Exercise — Without including any pictures, give back all of the data exactly.

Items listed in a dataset
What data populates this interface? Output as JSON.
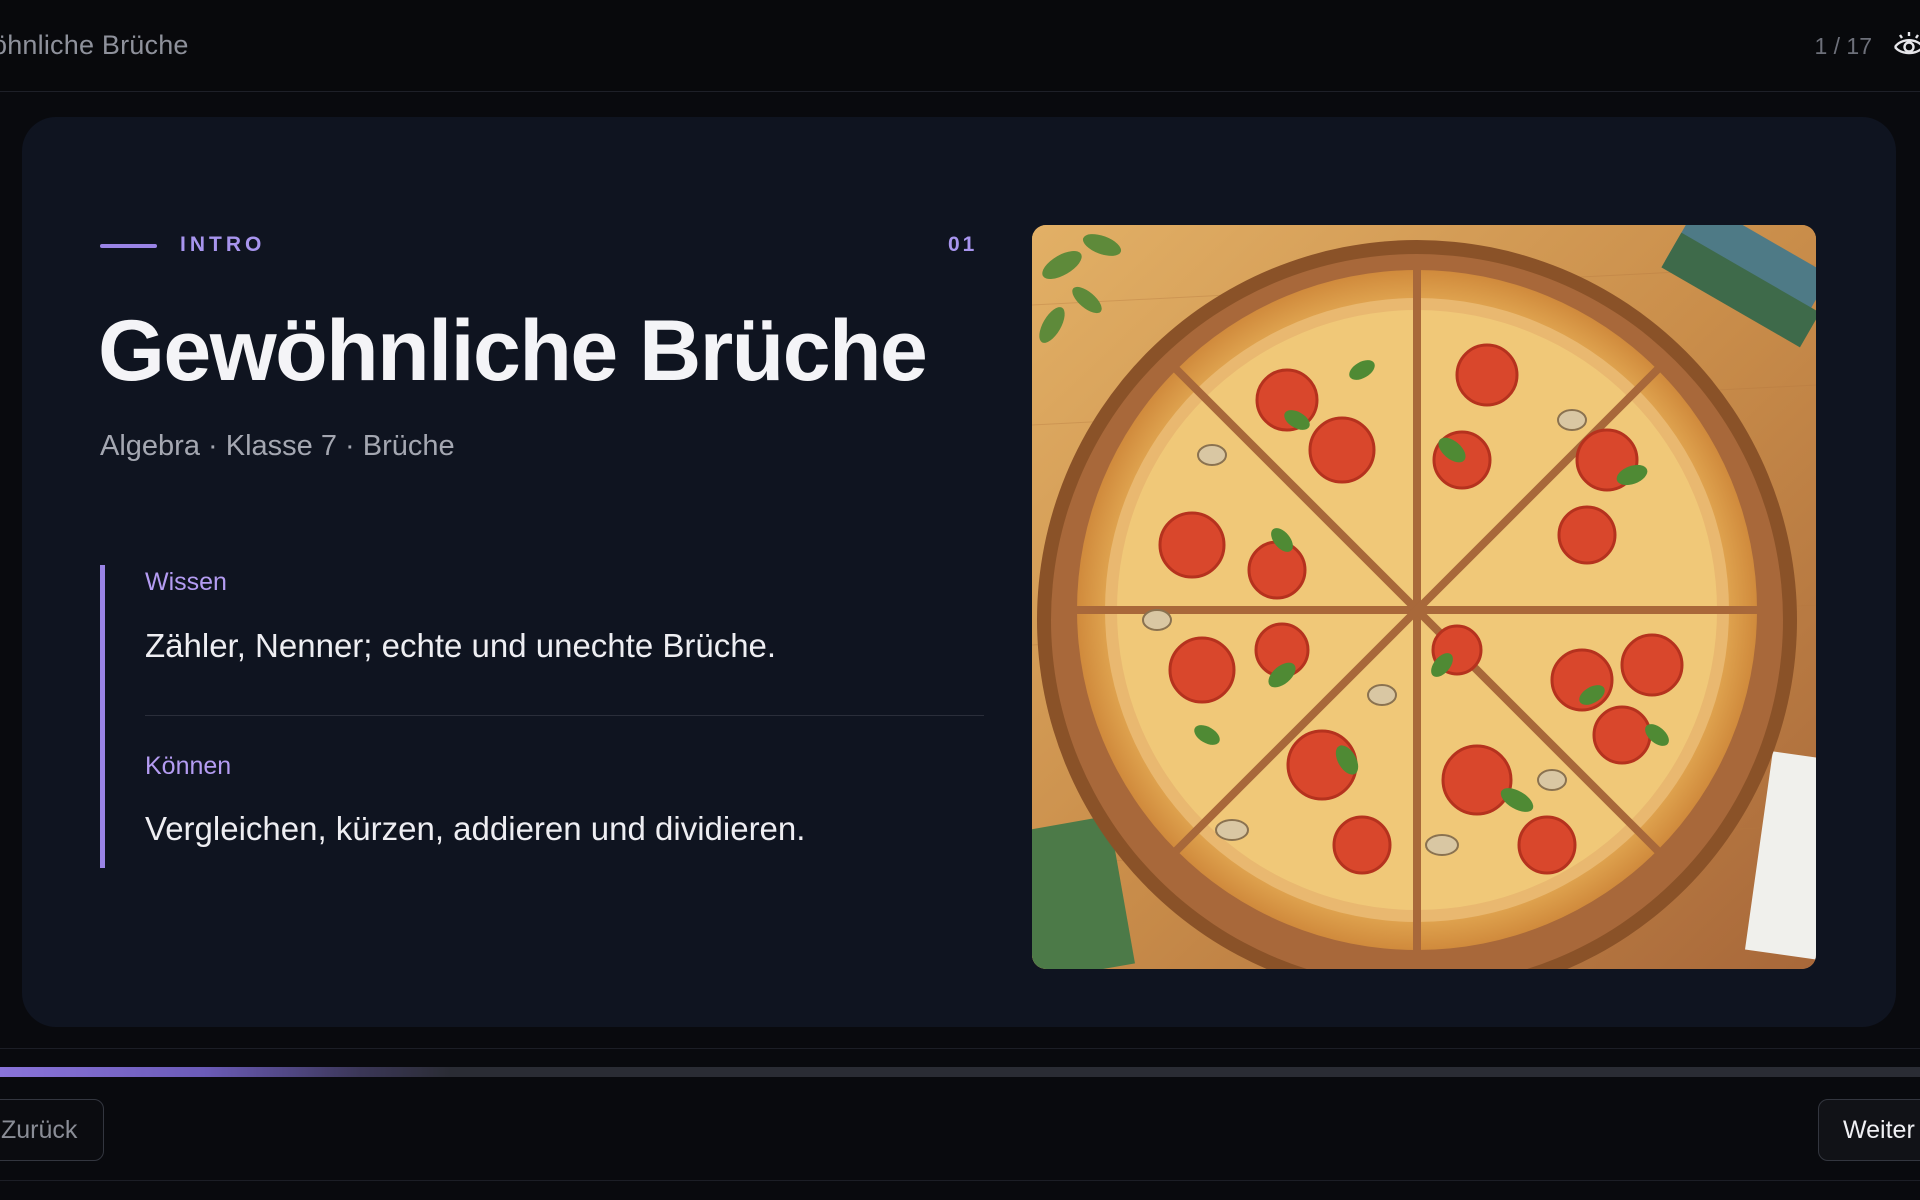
{
  "header": {
    "title": "öhnliche Brüche",
    "counter": "1 / 17",
    "icon": "eye-icon"
  },
  "slide": {
    "eyebrow": "INTRO",
    "number": "01",
    "headline": "Gewöhnliche Brüche",
    "subtitle": "Algebra · Klasse 7 · Brüche",
    "goals": [
      {
        "label": "Wissen",
        "text": "Zähler, Nenner; echte und unechte Brüche."
      },
      {
        "label": "Können",
        "text": "Vergleichen, kürzen, addieren und dividieren."
      }
    ],
    "image": "pizza-illustration"
  },
  "progress": {
    "value": 0.0588
  },
  "footer": {
    "back_label": "Zurück",
    "next_label": "Weiter"
  },
  "colors": {
    "accent": "#9a84e6",
    "card_bg": "#0f1420",
    "page_bg": "#090a0e"
  }
}
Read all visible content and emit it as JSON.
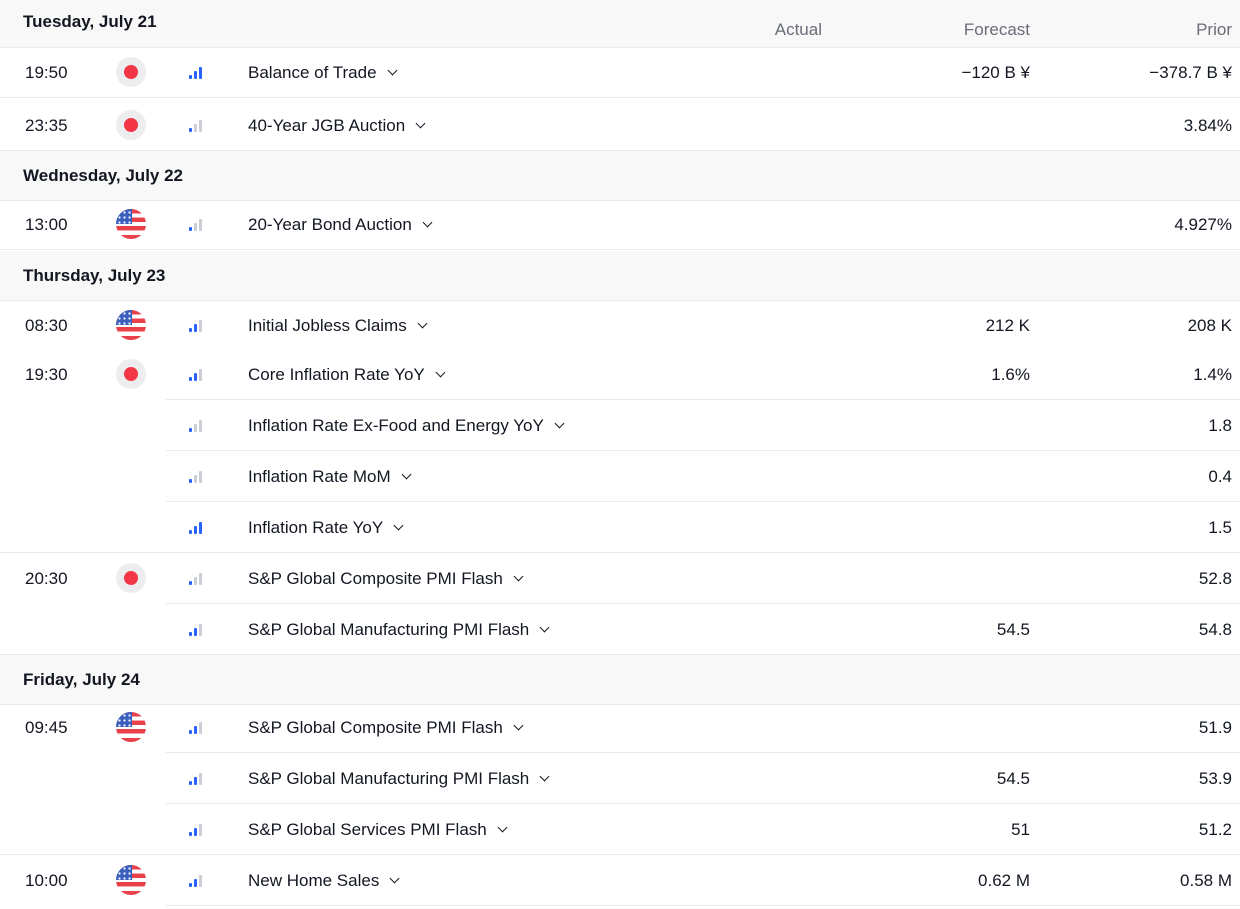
{
  "columns": {
    "actual": "Actual",
    "forecast": "Forecast",
    "prior": "Prior"
  },
  "colors": {
    "jp_flag_red": "#f23645",
    "us_flag_red": "#e9404a",
    "us_flag_blue": "#3b5fbf",
    "importance_active": "#2962ff",
    "importance_inactive": "#c9cdd6"
  },
  "days": [
    {
      "date": "Tuesday, July 21",
      "events": [
        {
          "time": "19:50",
          "country": "JP",
          "importance": 3,
          "name": "Balance of Trade",
          "actual": "",
          "forecast": "−120 B ¥",
          "prior": "−378.7 B ¥"
        },
        {
          "time": "23:35",
          "country": "JP",
          "importance": 1,
          "name": "40-Year JGB Auction",
          "actual": "",
          "forecast": "",
          "prior": "3.84%"
        }
      ]
    },
    {
      "date": "Wednesday, July 22",
      "events": [
        {
          "time": "13:00",
          "country": "US",
          "importance": 1,
          "name": "20-Year Bond Auction",
          "actual": "",
          "forecast": "",
          "prior": "4.927%"
        }
      ]
    },
    {
      "date": "Thursday, July 23",
      "events": [
        {
          "time": "08:30",
          "country": "US",
          "importance": 2,
          "name": "Initial Jobless Claims",
          "actual": "",
          "forecast": "212 K",
          "prior": "208 K"
        },
        {
          "time": "19:30",
          "country": "JP",
          "importance": 2,
          "name": "Core Inflation Rate YoY",
          "actual": "",
          "forecast": "1.6%",
          "prior": "1.4%"
        },
        {
          "time": "",
          "country": "",
          "importance": 1,
          "name": "Inflation Rate Ex-Food and Energy YoY",
          "actual": "",
          "forecast": "",
          "prior": "1.8"
        },
        {
          "time": "",
          "country": "",
          "importance": 1,
          "name": "Inflation Rate MoM",
          "actual": "",
          "forecast": "",
          "prior": "0.4"
        },
        {
          "time": "",
          "country": "",
          "importance": 3,
          "name": "Inflation Rate YoY",
          "actual": "",
          "forecast": "",
          "prior": "1.5"
        },
        {
          "time": "20:30",
          "country": "JP",
          "importance": 1,
          "name": "S&P Global Composite PMI Flash",
          "actual": "",
          "forecast": "",
          "prior": "52.8"
        },
        {
          "time": "",
          "country": "",
          "importance": 2,
          "name": "S&P Global Manufacturing PMI Flash",
          "actual": "",
          "forecast": "54.5",
          "prior": "54.8"
        }
      ]
    },
    {
      "date": "Friday, July 24",
      "events": [
        {
          "time": "09:45",
          "country": "US",
          "importance": 2,
          "name": "S&P Global Composite PMI Flash",
          "actual": "",
          "forecast": "",
          "prior": "51.9"
        },
        {
          "time": "",
          "country": "",
          "importance": 2,
          "name": "S&P Global Manufacturing PMI Flash",
          "actual": "",
          "forecast": "54.5",
          "prior": "53.9"
        },
        {
          "time": "",
          "country": "",
          "importance": 2,
          "name": "S&P Global Services PMI Flash",
          "actual": "",
          "forecast": "51",
          "prior": "51.2"
        },
        {
          "time": "10:00",
          "country": "US",
          "importance": 2,
          "name": "New Home Sales",
          "actual": "",
          "forecast": "0.62 M",
          "prior": "0.58 M"
        }
      ]
    }
  ]
}
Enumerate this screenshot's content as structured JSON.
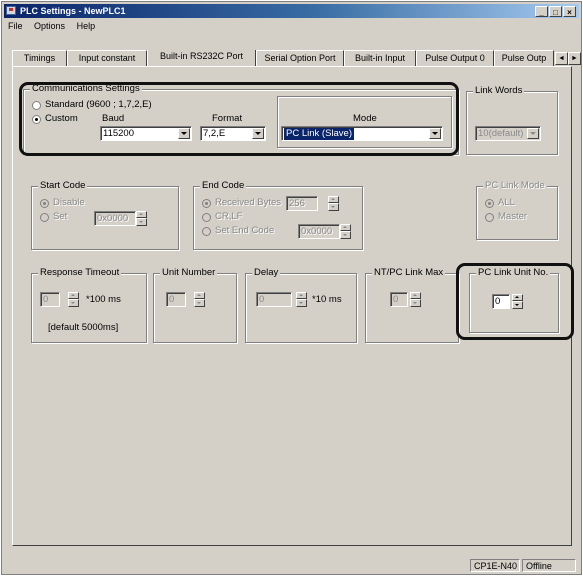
{
  "window": {
    "title": "PLC Settings - NewPLC1",
    "controls": [
      "minimize-icon",
      "maximize-icon",
      "close-icon"
    ],
    "minimize_glyph": "_",
    "maximize_glyph": "□",
    "close_glyph": "×"
  },
  "menu": [
    "File",
    "Options",
    "Help"
  ],
  "tabs": [
    {
      "label": "Timings"
    },
    {
      "label": "Input constant"
    },
    {
      "label": "Built-in RS232C Port",
      "active": true
    },
    {
      "label": "Serial Option Port"
    },
    {
      "label": "Built-in Input"
    },
    {
      "label": "Pulse Output 0"
    },
    {
      "label": "Pulse Outp"
    }
  ],
  "tab_scroll": {
    "left": "◄",
    "right": "►"
  },
  "comm": {
    "title": "Communications Settings",
    "standard_label": "Standard (9600 ; 1,7,2,E)",
    "custom_label": "Custom",
    "baud_label": "Baud",
    "baud_value": "115200",
    "format_label": "Format",
    "format_value": "7,2,E",
    "mode_label": "Mode",
    "mode_value": "PC Link (Slave)",
    "selected": "Custom"
  },
  "link_words": {
    "title": "Link Words",
    "value": "10(default)"
  },
  "start_code": {
    "title": "Start Code",
    "disable_label": "Disable",
    "set_label": "Set",
    "value": "0x0000"
  },
  "end_code": {
    "title": "End Code",
    "received_label": "Received Bytes",
    "received_value": "256",
    "crlf_label": "CR,LF",
    "set_label": "Set End Code",
    "set_value": "0x0000"
  },
  "pc_link_mode": {
    "title": "PC Link Mode",
    "all_label": "ALL",
    "master_label": "Master"
  },
  "response_timeout": {
    "title": "Response Timeout",
    "value": "0",
    "unit": "*100 ms",
    "note": "[default 5000ms]"
  },
  "unit_number": {
    "title": "Unit Number",
    "value": "0"
  },
  "delay": {
    "title": "Delay",
    "value": "0",
    "unit": "*10 ms"
  },
  "nt_pc_link_max": {
    "title": "NT/PC Link Max",
    "value": "0"
  },
  "pc_link_unit_no": {
    "title": "PC Link Unit No.",
    "value": "0"
  },
  "status": {
    "model": "CP1E-N40",
    "state": "Offline"
  }
}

Solution to the problem —
What data populates this interface? Output as JSON.
{
  "header": {
    "title": "öhnliche Brüche",
    "counter": "1 / 17",
    "icon": "eye-icon"
  },
  "slide": {
    "eyebrow": "INTRO",
    "number": "01",
    "headline": "Gewöhnliche Brüche",
    "subtitle": "Algebra · Klasse 7 · Brüche",
    "goals": [
      {
        "label": "Wissen",
        "text": "Zähler, Nenner; echte und unechte Brüche."
      },
      {
        "label": "Können",
        "text": "Vergleichen, kürzen, addieren und dividieren."
      }
    ],
    "image": "pizza-illustration"
  },
  "progress": {
    "value": 0.0588
  },
  "footer": {
    "back_label": "Zurück",
    "next_label": "Weiter"
  },
  "colors": {
    "accent": "#9a84e6",
    "card_bg": "#0f1420",
    "page_bg": "#090a0e"
  }
}
Read all visible content and emit it as JSON.
{
  "columns": {
    "actual": "Actual",
    "forecast": "Forecast",
    "prior": "Prior"
  },
  "colors": {
    "jp_flag_red": "#f23645",
    "us_flag_red": "#e9404a",
    "us_flag_blue": "#3b5fbf",
    "importance_active": "#2962ff",
    "importance_inactive": "#c9cdd6"
  },
  "days": [
    {
      "date": "Tuesday, July 21",
      "events": [
        {
          "time": "19:50",
          "country": "JP",
          "importance": 3,
          "name": "Balance of Trade",
          "actual": "",
          "forecast": "−120 B ¥",
          "prior": "−378.7 B ¥"
        },
        {
          "time": "23:35",
          "country": "JP",
          "importance": 1,
          "name": "40-Year JGB Auction",
          "actual": "",
          "forecast": "",
          "prior": "3.84%"
        }
      ]
    },
    {
      "date": "Wednesday, July 22",
      "events": [
        {
          "time": "13:00",
          "country": "US",
          "importance": 1,
          "name": "20-Year Bond Auction",
          "actual": "",
          "forecast": "",
          "prior": "4.927%"
        }
      ]
    },
    {
      "date": "Thursday, July 23",
      "events": [
        {
          "time": "08:30",
          "country": "US",
          "importance": 2,
          "name": "Initial Jobless Claims",
          "actual": "",
          "forecast": "212 K",
          "prior": "208 K"
        },
        {
          "time": "19:30",
          "country": "JP",
          "importance": 2,
          "name": "Core Inflation Rate YoY",
          "actual": "",
          "forecast": "1.6%",
          "prior": "1.4%"
        },
        {
          "time": "",
          "country": "",
          "importance": 1,
          "name": "Inflation Rate Ex-Food and Energy YoY",
          "actual": "",
          "forecast": "",
          "prior": "1.8"
        },
        {
          "time": "",
          "country": "",
          "importance": 1,
          "name": "Inflation Rate MoM",
          "actual": "",
          "forecast": "",
          "prior": "0.4"
        },
        {
          "time": "",
          "country": "",
          "importance": 3,
          "name": "Inflation Rate YoY",
          "actual": "",
          "forecast": "",
          "prior": "1.5"
        },
        {
          "time": "20:30",
          "country": "JP",
          "importance": 1,
          "name": "S&P Global Composite PMI Flash",
          "actual": "",
          "forecast": "",
          "prior": "52.8"
        },
        {
          "time": "",
          "country": "",
          "importance": 2,
          "name": "S&P Global Manufacturing PMI Flash",
          "actual": "",
          "forecast": "54.5",
          "prior": "54.8"
        }
      ]
    },
    {
      "date": "Friday, July 24",
      "events": [
        {
          "time": "09:45",
          "country": "US",
          "importance": 2,
          "name": "S&P Global Composite PMI Flash",
          "actual": "",
          "forecast": "",
          "prior": "51.9"
        },
        {
          "time": "",
          "country": "",
          "importance": 2,
          "name": "S&P Global Manufacturing PMI Flash",
          "actual": "",
          "forecast": "54.5",
          "prior": "53.9"
        },
        {
          "time": "",
          "country": "",
          "importance": 2,
          "name": "S&P Global Services PMI Flash",
          "actual": "",
          "forecast": "51",
          "prior": "51.2"
        },
        {
          "time": "10:00",
          "country": "US",
          "importance": 2,
          "name": "New Home Sales",
          "actual": "",
          "forecast": "0.62 M",
          "prior": "0.58 M"
        }
      ]
    }
  ]
}
Enumerate this screenshot's content as structured JSON.
{
  "window": {
    "title": "PLC Settings - NewPLC1",
    "controls": [
      "minimize-icon",
      "maximize-icon",
      "close-icon"
    ],
    "minimize_glyph": "_",
    "maximize_glyph": "□",
    "close_glyph": "×"
  },
  "menu": [
    "File",
    "Options",
    "Help"
  ],
  "tabs": [
    {
      "label": "Timings"
    },
    {
      "label": "Input constant"
    },
    {
      "label": "Built-in RS232C Port",
      "active": true
    },
    {
      "label": "Serial Option Port"
    },
    {
      "label": "Built-in Input"
    },
    {
      "label": "Pulse Output 0"
    },
    {
      "label": "Pulse Outp"
    }
  ],
  "tab_scroll": {
    "left": "◄",
    "right": "►"
  },
  "comm": {
    "title": "Communications Settings",
    "standard_label": "Standard (9600 ; 1,7,2,E)",
    "custom_label": "Custom",
    "baud_label": "Baud",
    "baud_value": "115200",
    "format_label": "Format",
    "format_value": "7,2,E",
    "mode_label": "Mode",
    "mode_value": "PC Link (Slave)",
    "selected": "Custom"
  },
  "link_words": {
    "title": "Link Words",
    "value": "10(default)"
  },
  "start_code": {
    "title": "Start Code",
    "disable_label": "Disable",
    "set_label": "Set",
    "value": "0x0000"
  },
  "end_code": {
    "title": "End Code",
    "received_label": "Received Bytes",
    "received_value": "256",
    "crlf_label": "CR,LF",
    "set_label": "Set End Code",
    "set_value": "0x0000"
  },
  "pc_link_mode": {
    "title": "PC Link Mode",
    "all_label": "ALL",
    "master_label": "Master"
  },
  "response_timeout": {
    "title": "Response Timeout",
    "value": "0",
    "unit": "*100 ms",
    "note": "[default 5000ms]"
  },
  "unit_number": {
    "title": "Unit Number",
    "value": "0"
  },
  "delay": {
    "title": "Delay",
    "value": "0",
    "unit": "*10 ms"
  },
  "nt_pc_link_max": {
    "title": "NT/PC Link Max",
    "value": "0"
  },
  "pc_link_unit_no": {
    "title": "PC Link Unit No.",
    "value": "0"
  },
  "status": {
    "model": "CP1E-N40",
    "state": "Offline"
  }
}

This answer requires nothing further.